Transnational Family Ties and Community Bonds: Indo-Caribbean Migrants in the U.K.

Friday, 20 July 2018: 09:00
Oral Presentation
Kamini GRAHAME, Pennsylvania State University - Harrisburg, USA
Peter GRAHAME, Pennsylvania State University - Schuylkill, USA

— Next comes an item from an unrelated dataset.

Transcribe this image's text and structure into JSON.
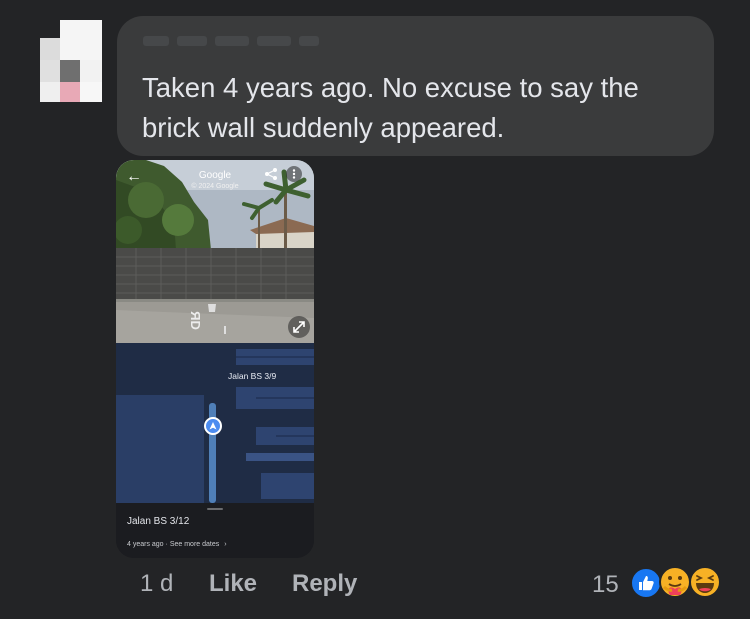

European colonization left in its wake a global displacement of people and rupturing of families. As subjects of these processes, Indo-Trinidadians were brought as indentured laborers from India to the Caribbean after slavery ended in the mid-1800s. Decolonization and the opening up of migration to the U.S. and Canada in the 1960s and 70s resulted in more disruptions in the lives of Indo-Trinidadian families (Grahame 2003, 2006, 2014). In a series of field studies, we have been mapping these changes and the transnational practices in which these families engage. Transnational families are conceived as those that “live some or most of their time separated from each other, yet hold together and create something that can be seen as a feeling of collective welfare and unity . . . across national borders” (Bryceson and Vuorela 2002, p.3). Drawing on work underway since 2016, this paper examines the experiences of Indo-Caribbean immigrants in the United Kingdom, focusing on their integration into U.K. society and their attempts to sustain family ties transnationally. Our prior research involved fieldwork on such families in Trinidad, the U.S., and Canada. The present research extends the international scope of this fieldwork. The U.K. became a major destination for Indo-Caribbean migrants following WWII, when the U.K. tapped its colonies for much needed labor. The U.K. case provides insight into the ways in which longer-term migrants (those who have resided in the U.K. for more than 40 years) have been able to sustain transnational ties based on extended family forms and the challenges of forging communities anew in the U.K., their host society. We also look at how in the U.K. Indo-Caribbean peoples are a minority within a minority (a sub-set of South-Asians), an aspect of their lives which creates complex issues of identity and belonging (Grahame and Grahame, 2014).